(INPUT DATA begins)
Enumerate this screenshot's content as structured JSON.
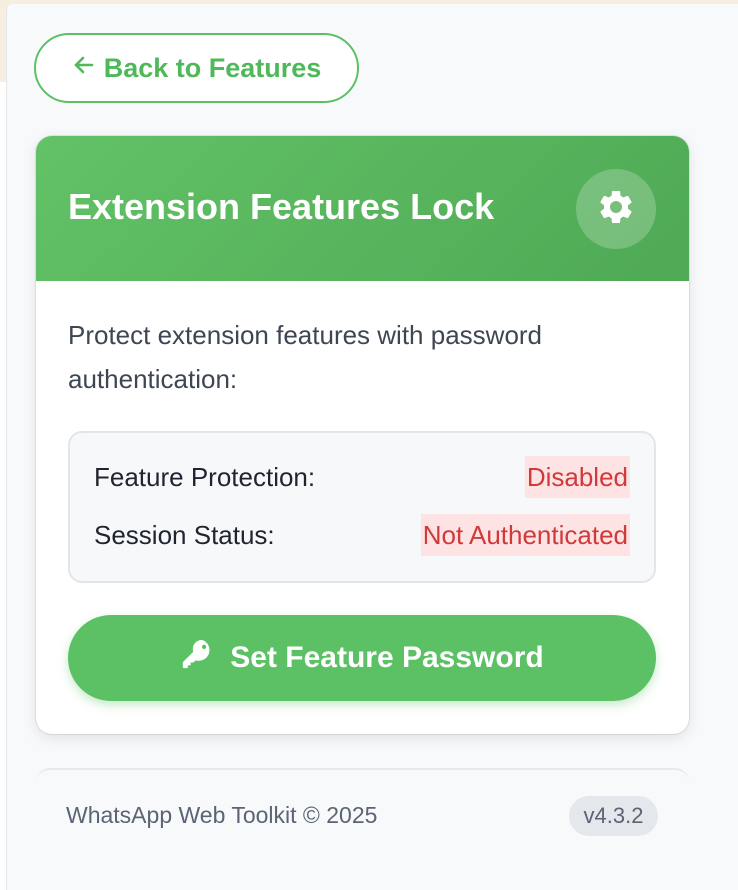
{
  "back_button": {
    "label": "Back to Features",
    "icon": "arrow-left-icon"
  },
  "card": {
    "title": "Extension Features Lock",
    "settings_icon": "gear-icon",
    "description": "Protect extension features with password authentication:",
    "status": [
      {
        "label": "Feature Protection:",
        "value": "Disabled"
      },
      {
        "label": "Session Status:",
        "value": "Not Authenticated"
      }
    ],
    "action_button": {
      "label": "Set Feature Password",
      "icon": "key-icon"
    }
  },
  "footer": {
    "text": "WhatsApp Web Toolkit © 2025",
    "version": "v4.3.2"
  },
  "colors": {
    "accent": "#5cc065",
    "status_negative": "#d03a3a",
    "status_negative_bg": "#fde3e3"
  }
}
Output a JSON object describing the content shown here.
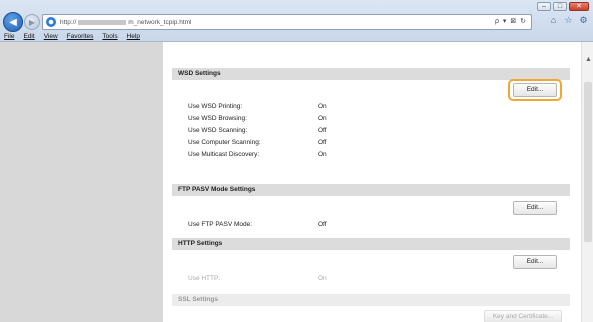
{
  "window": {
    "minimize": "–",
    "maximize": "□",
    "close": "✕"
  },
  "address": {
    "scheme": "http://",
    "path": "m_network_tcpip.html",
    "tools": "ρ ▾ ⊠ ↻"
  },
  "menu": [
    "File",
    "Edit",
    "View",
    "Favorites",
    "Tools",
    "Help"
  ],
  "sections": {
    "wsd": {
      "title": "WSD Settings",
      "edit": "Edit...",
      "rows": [
        {
          "label": "Use WSD Printing:",
          "value": "On"
        },
        {
          "label": "Use WSD Browsing:",
          "value": "On"
        },
        {
          "label": "Use WSD Scanning:",
          "value": "Off"
        },
        {
          "label": "Use Computer Scanning:",
          "value": "Off"
        },
        {
          "label": "Use Multicast Discovery:",
          "value": "On"
        }
      ]
    },
    "ftp": {
      "title": "FTP PASV Mode Settings",
      "edit": "Edit...",
      "rows": [
        {
          "label": "Use FTP PASV Mode:",
          "value": "Off"
        }
      ]
    },
    "http": {
      "title": "HTTP Settings",
      "edit": "Edit...",
      "rows": [
        {
          "label": "Use HTTP:",
          "value": "On"
        }
      ]
    },
    "ssl": {
      "title": "SSL Settings",
      "button": "Key and Certificate..."
    }
  },
  "colors": {
    "highlight": "#f0a830",
    "section_bg": "#dcdcdc",
    "left_pane": "#d8d8d8"
  }
}
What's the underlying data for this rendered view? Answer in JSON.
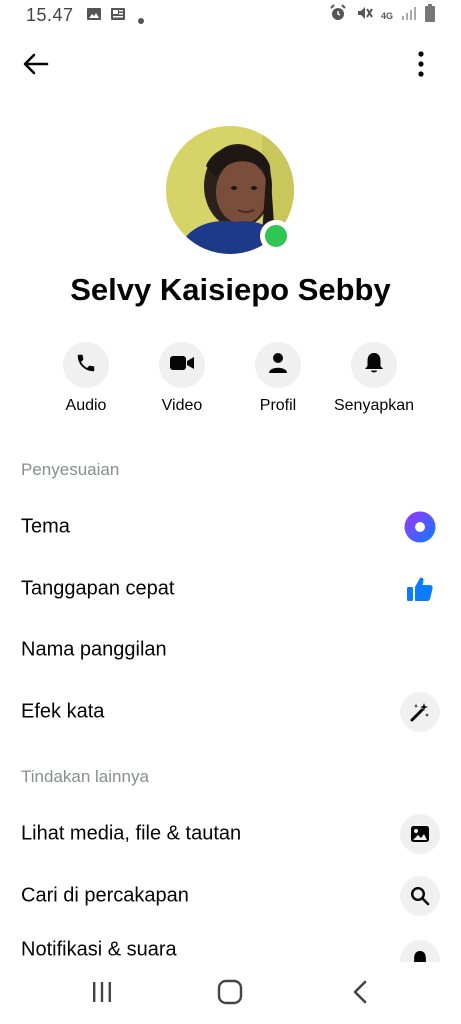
{
  "status_bar": {
    "time": "15.47",
    "network": "4G"
  },
  "app_bar": {
    "back_icon": "arrow-left-icon",
    "more_icon": "more-vertical-icon"
  },
  "profile": {
    "name": "Selvy Kaisiepo Sebby",
    "online": true,
    "presence_color": "#31c653"
  },
  "actions": [
    {
      "label": "Audio",
      "icon": "phone-icon"
    },
    {
      "label": "Video",
      "icon": "video-camera-icon"
    },
    {
      "label": "Profil",
      "icon": "person-icon"
    },
    {
      "label": "Senyapkan",
      "icon": "bell-icon"
    }
  ],
  "sections": [
    {
      "title": "Penyesuaian",
      "items": [
        {
          "label": "Tema",
          "icon": "theme-circle-icon"
        },
        {
          "label": "Tanggapan cepat",
          "icon": "thumbs-up-icon"
        },
        {
          "label": "Nama panggilan",
          "icon": ""
        },
        {
          "label": "Efek kata",
          "icon": "magic-wand-icon"
        }
      ]
    },
    {
      "title": "Tindakan lainnya",
      "items": [
        {
          "label": "Lihat media, file & tautan",
          "icon": "image-icon"
        },
        {
          "label": "Cari di percakapan",
          "icon": "search-icon"
        },
        {
          "label": "Notifikasi & suara",
          "icon": "bell-icon"
        }
      ]
    }
  ],
  "colors": {
    "accent_blue": "#0a7cff",
    "theme_gradient_start": "#a033ff",
    "theme_gradient_end": "#0a7cff",
    "section_header": "#8a8d91"
  }
}
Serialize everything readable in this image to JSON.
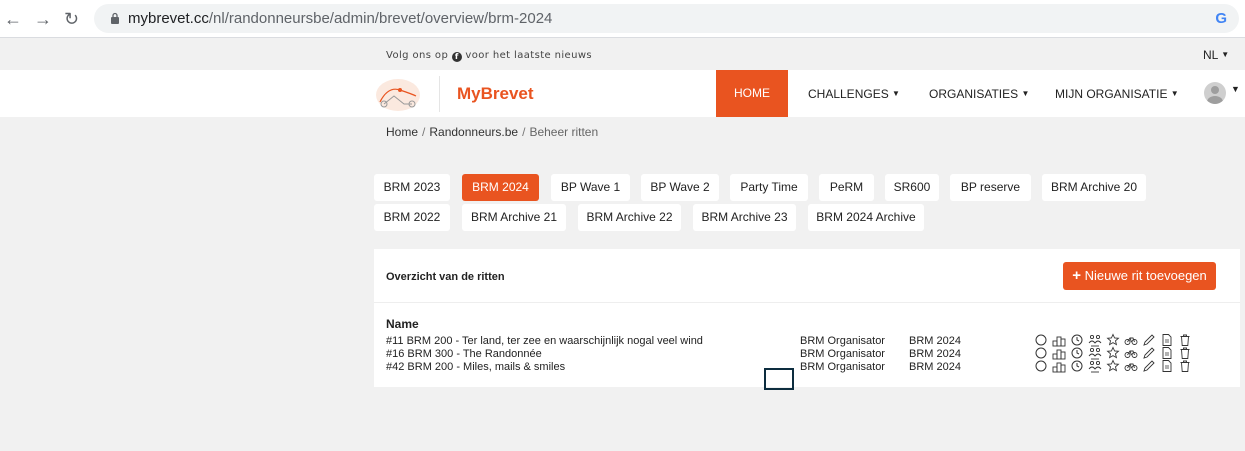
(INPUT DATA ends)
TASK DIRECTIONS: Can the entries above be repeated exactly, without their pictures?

YOUR RESPONSE:
Enumerate this screenshot's content as structured JSON.
{
  "back_button": {
    "label": "Back to Features",
    "icon": "arrow-left-icon"
  },
  "card": {
    "title": "Extension Features Lock",
    "settings_icon": "gear-icon",
    "description": "Protect extension features with password authentication:",
    "status": [
      {
        "label": "Feature Protection:",
        "value": "Disabled"
      },
      {
        "label": "Session Status:",
        "value": "Not Authenticated"
      }
    ],
    "action_button": {
      "label": "Set Feature Password",
      "icon": "key-icon"
    }
  },
  "footer": {
    "text": "WhatsApp Web Toolkit © 2025",
    "version": "v4.3.2"
  },
  "colors": {
    "accent": "#5cc065",
    "status_negative": "#d03a3a",
    "status_negative_bg": "#fde3e3"
  }
}
Output a JSON object describing the content shown here.
{
  "window": {
    "minimize": "–",
    "maximize": "□",
    "close": "✕"
  },
  "address": {
    "scheme": "http://",
    "path": "m_network_tcpip.html",
    "tools": "ρ ▾ ⊠ ↻"
  },
  "menu": [
    "File",
    "Edit",
    "View",
    "Favorites",
    "Tools",
    "Help"
  ],
  "sections": {
    "wsd": {
      "title": "WSD Settings",
      "edit": "Edit...",
      "rows": [
        {
          "label": "Use WSD Printing:",
          "value": "On"
        },
        {
          "label": "Use WSD Browsing:",
          "value": "On"
        },
        {
          "label": "Use WSD Scanning:",
          "value": "Off"
        },
        {
          "label": "Use Computer Scanning:",
          "value": "Off"
        },
        {
          "label": "Use Multicast Discovery:",
          "value": "On"
        }
      ]
    },
    "ftp": {
      "title": "FTP PASV Mode Settings",
      "edit": "Edit...",
      "rows": [
        {
          "label": "Use FTP PASV Mode:",
          "value": "Off"
        }
      ]
    },
    "http": {
      "title": "HTTP Settings",
      "edit": "Edit...",
      "rows": [
        {
          "label": "Use HTTP:",
          "value": "On"
        }
      ]
    },
    "ssl": {
      "title": "SSL Settings",
      "button": "Key and Certificate..."
    }
  },
  "colors": {
    "highlight": "#f0a830",
    "section_bg": "#dcdcdc",
    "left_pane": "#d8d8d8"
  }
}
What's the underlying data for this rendered view? Answer in JSON.
{
  "status_bar": {
    "time": "15.47",
    "network": "4G"
  },
  "app_bar": {
    "back_icon": "arrow-left-icon",
    "more_icon": "more-vertical-icon"
  },
  "profile": {
    "name": "Selvy Kaisiepo Sebby",
    "online": true,
    "presence_color": "#31c653"
  },
  "actions": [
    {
      "label": "Audio",
      "icon": "phone-icon"
    },
    {
      "label": "Video",
      "icon": "video-camera-icon"
    },
    {
      "label": "Profil",
      "icon": "person-icon"
    },
    {
      "label": "Senyapkan",
      "icon": "bell-icon"
    }
  ],
  "sections": [
    {
      "title": "Penyesuaian",
      "items": [
        {
          "label": "Tema",
          "icon": "theme-circle-icon"
        },
        {
          "label": "Tanggapan cepat",
          "icon": "thumbs-up-icon"
        },
        {
          "label": "Nama panggilan",
          "icon": ""
        },
        {
          "label": "Efek kata",
          "icon": "magic-wand-icon"
        }
      ]
    },
    {
      "title": "Tindakan lainnya",
      "items": [
        {
          "label": "Lihat media, file & tautan",
          "icon": "image-icon"
        },
        {
          "label": "Cari di percakapan",
          "icon": "search-icon"
        },
        {
          "label": "Notifikasi & suara",
          "icon": "bell-icon"
        }
      ]
    }
  ],
  "colors": {
    "accent_blue": "#0a7cff",
    "theme_gradient_start": "#a033ff",
    "theme_gradient_end": "#0a7cff",
    "section_header": "#8a8d91"
  }
}
Serialize everything readable in this image to JSON.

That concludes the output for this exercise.